From the Chesapeake Conservancy President and CEO Joel Dunn on the passing former U.S. Senator John Warner, a member of the Board of Directors and recipient of the organization’s 2016 Champions of the Chesapeake Award. Sen. Warner supported legislation to create and support the Chesapeake Bay Program and was instrumental in passing legislation to establish the Captain John Smith Chesapeake National Historic Trail in 2006:
“Senator Warner loved Virginia and he loved the Chesapeake Bay and its great rivers.
“As one of the first members of Congress to seek legislative actions to restore the health of the Chesapeake Bay, he also supported legislation to create and support the Chesapeake Bay Program.
“Along with the late Senator Paul Sarbanes of Maryland, Senator Warner was a force behind the creation of the Captain John Smith Chesapeake National Historic Trail in 2006, which led to new opportunities for partnerships, collective impact and new federal, state and private funding for conservation, public access and restoration.
“As a board member of the Chesapeake Conservancy, he helped guide our nonprofit and inspired our work. He was passionate about protecting Fones Cliffs along the Rappahannock River and took part in a 2017 ceremony to return a parcel of land there to the Rappahannock Tribe, made possible by the financial support and generosity of his daughter, Virginia.
“He was one of the kindest men I’ve ever known. He frequently took the time to call me personally to discuss Chesapeake conservation priorities, sharing stories from his lifetime in politics and governance. These were some of the most memorable conversations of my life, and were invaluable lessons on how to get things done.”blockquote>

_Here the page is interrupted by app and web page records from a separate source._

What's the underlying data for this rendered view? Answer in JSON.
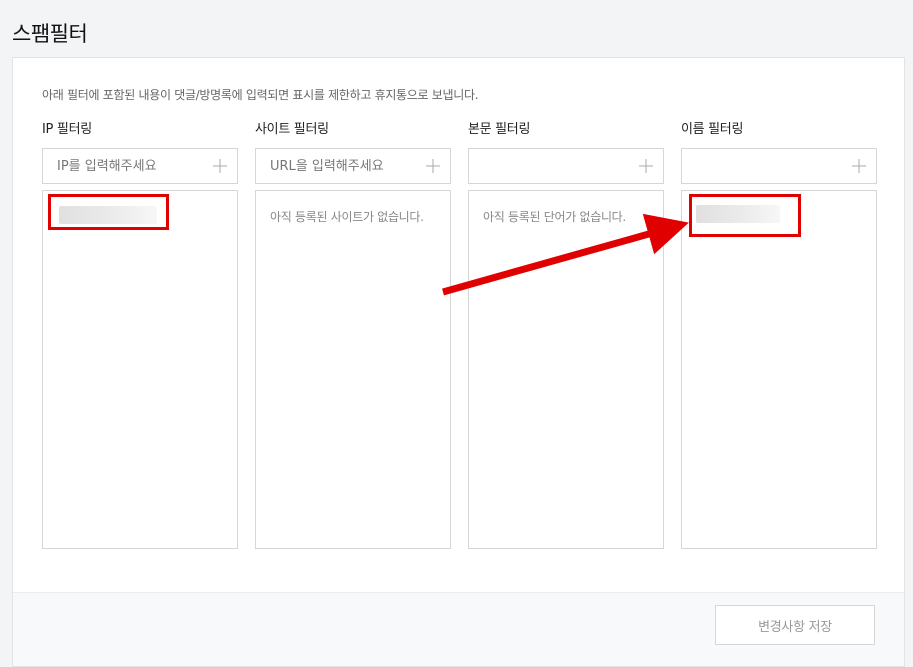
{
  "page": {
    "title": "스팸필터"
  },
  "description": "아래 필터에 포함된 내용이 댓글/방명록에 입력되면 표시를 제한하고 휴지통으로 보냅니다.",
  "filters": [
    {
      "title": "IP 필터링",
      "placeholder": "IP를 입력해주세요",
      "empty_text": ""
    },
    {
      "title": "사이트 필터링",
      "placeholder": "URL을 입력해주세요",
      "empty_text": "아직 등록된 사이트가 없습니다."
    },
    {
      "title": "본문 필터링",
      "placeholder": "",
      "empty_text": "아직 등록된 단어가 없습니다."
    },
    {
      "title": "이름 필터링",
      "placeholder": "",
      "empty_text": ""
    }
  ],
  "actions": {
    "save_label": "변경사항 저장"
  },
  "annotation": {
    "color": "#e00000"
  },
  "icons": {
    "add": "plus-icon"
  }
}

During his acceptance speech at the 2016 Champions of the Chesapeake Awards ceremony, Senator Warner said this about Fones Cliffs: “Like many of you, this is a place that I would like to see conserved for future generations. In fact, I told Joel seeing to that would be one of my signature efforts. This is as important to me as my work to get rid of Embry dam, also along the Rappahannock, which robbed many species from being able to migrate upstream. Well, we got that done. Embry dam is gone. And now we’re going to get this done too.”
From Wendy O’Sullivan, Superintendent of the National Park Service Chesapeake Office….
“The NPS Chesapeake family sends our deepest condolences to the family and friends of Senator John Warner on his passing.
“Senator Warner was a devoted and powerful champion for the Chesapeake Bay and its rivers and was an advocate for national parks and public lands across the Commonwealth of Virginia and around the country.
“Early in my career, I had the great fortune of working closely with Senator Warner on the establishment of Cedar Creek and Belle Grove National Historical Park in Virginia’s Shenandoah Valley. He was kind, accessible, strategic, and had a wonderful way of sharing stories of his experiences and knowledge that left you feeling as though you’d gained a great gift and wishing to hear more.
“Senator Warner understood the importance of connecting the public to America’s National Parks. In honor of Senator Warner’s commitment to nature, history, heritage and inclusive engagement across communities, the National Park Service named him in 2003 as an honorary National Park Ranger and presented him with a commemorative ranger flat hat. Senator Warner was more than deserving of this is rare and special salute.
“Senator Warner’s passion for nature and history lives on in the many people he inspired and countless places he worked to protect.”
-Virginia Mercury: Sen. John W. Warner: an appreciation – Virginia Mercury by Bob Lewis
-Richmond Times-Dispatch: Schapiro: John Warner, the consummate insider — and outsider | Govt-and-politics | richmond.com
-Associated Press: John Warner dies; former GOP senator was military expert | Ap | richmond.com